And if I’m getting the “Are you sure you’re getting enough protein?” question from concerned relatives and friends, I can only image how bombarded the raw foody is!  The Raw Food School resorts to a clever way to respond to even the most concerned of mothers (but you may just want to read this for the facts and go easy on mom):

“Overconsumption of protein presents a far greater threat to our health than not getting enough. The truth is, it’s practically impossible to not get enough, and actual cases of protein deficiency are almost nonexistent in our culture. Our true protein needs can be ascertained quite definitively by examining the relative protein content of human mother’s milk. When we are infants we grow faster than at any other time in our lives. Consequently our relative protein needs are the greatest at that time as well. Yet breast milk contains a very small amount of protein — 1-4%, depending on the age of the infant (percentages change at various stages of development). It is no coincidence that fruit contains roughly the same percentage of protein on average: 1-6%.”
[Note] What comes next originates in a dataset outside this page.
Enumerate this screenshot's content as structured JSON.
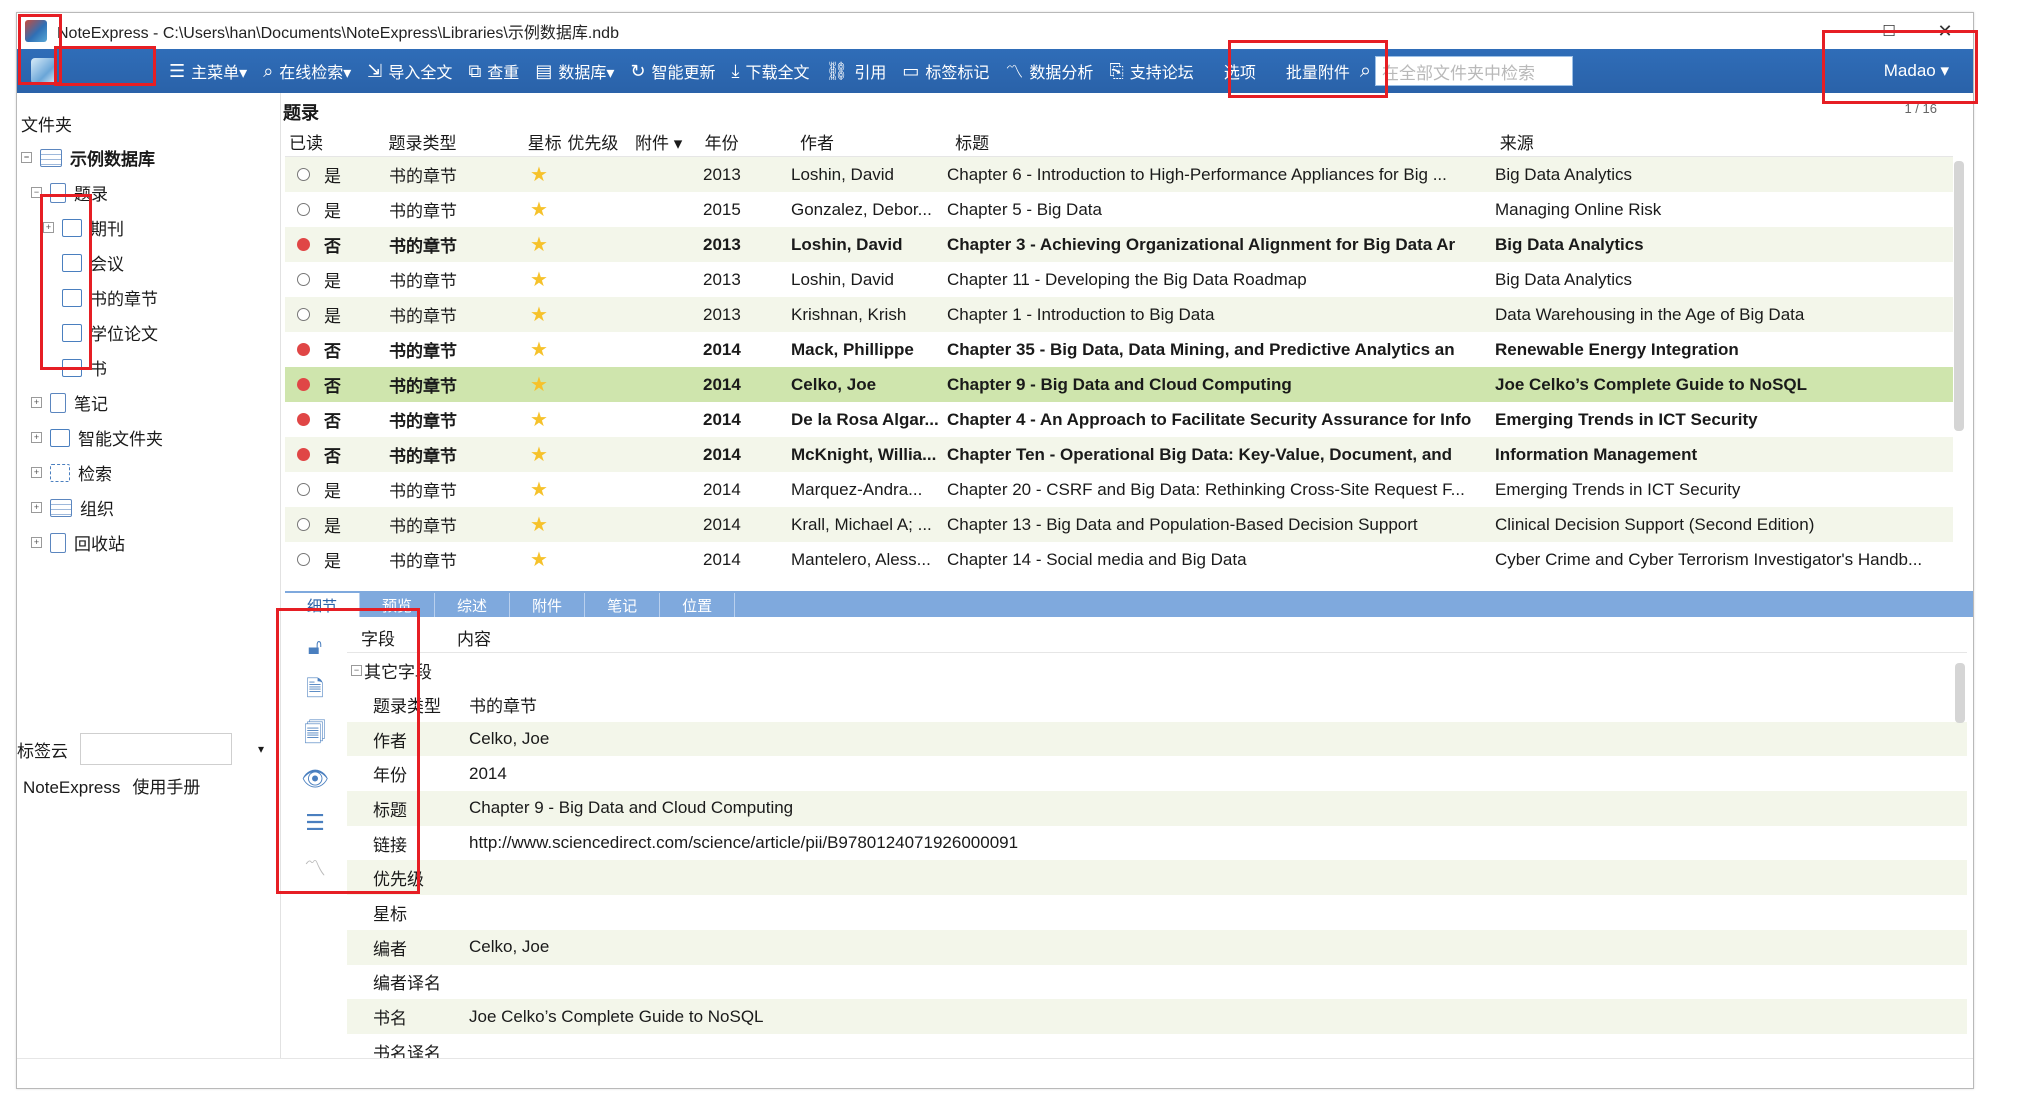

Who gives a pH?  I don’t know about you, but I haven’t really thought about pH since I was in my 10th grade science class.  I don’t work for a pool company or a water shed so I guess it doesn’t apply to me and I can shut that part of my brain off and never think about it again.  UNTIL I discovered some pretty interesting stuff about how hard you body works to maintain some sort of balance in pH which is all based on (you guessed it) the food you eat.  Raw Food For The Beginner has an informative section on the what your insides are trying to do with, well, what you put inside. 

“A very important factor in health is the acid/alkaline balance of the body. This determines whether or not disease can thrive in your body. On a scale of 1 to 14, 1 being acid and 14 being alkaline, the bloodstream needs to remain about 7.4. If it gets to 7.2, the body dies.

Cells, however, can get to 3.5 before the body dies. If the liver can’t detoxify or neutralize the bloodstream totally, the body stores toxins in the cells. But before it gets to that point, to compensate for toxicity/acidity, the body borrows important alkaline minerals such as calcium from the bones to neutralize the bloodstream.

This is the true cause of osteoporosis, too much acid food, not enough calcium-rich greens, and a generally acidic environment in the body. As you can see the human body goes to great lengths to maintain this balance, but it needs your help.”

So there you have it.  There do seem to exist some clear benefits from eating in the raw, but as usual, these benefits certainly come at a price.  Sometimes I wonder what it would be like to live in a place where everyone ate the same.  I guess I used to live in more of a place like that when I was an omnivore and I prided myself in saying things like “you don’t have to worry about me, I’ll eat anything.”  That same place where I didn’t have to ask for a list of ingredients before I accepted a food gift from a friend or have to politely decline when someone still doesn’t understand that I can’t eat what they’re trying to feed me so I just decide to say that I’m not hungry to avoid the topic altogether.  Food is how people show love and it has so much to do with culture and tradition that it’s hard to shake or move past.  I tell you, I give a raw foodist a lot of credit- it can’t be easy.  As a vegan, I eat roughly 50% of my meals uncooked anyway but the full 100% is a truly amazing feat not to mention when you’re going 100% organic and non-GMO.

Although it’s not for me (right now) I am happy to have this knowledge about the benefits and look forward to running into raw foody brains to pick (only when ripe of course).

Doubt what you’ve been told to believe your whole life- it’s good for you.  Read what Milton R. Mills, M.D. has to say about The Comparative Anatomy of Eating and see about what he has to say about human physiology and what it tells us about what we’re supposed to be eating… and not eating.  

Like Food Trucks?  Then you’re going to want to check out Karliin Brooks’ Raw Food Truck the next time you’re in NYC!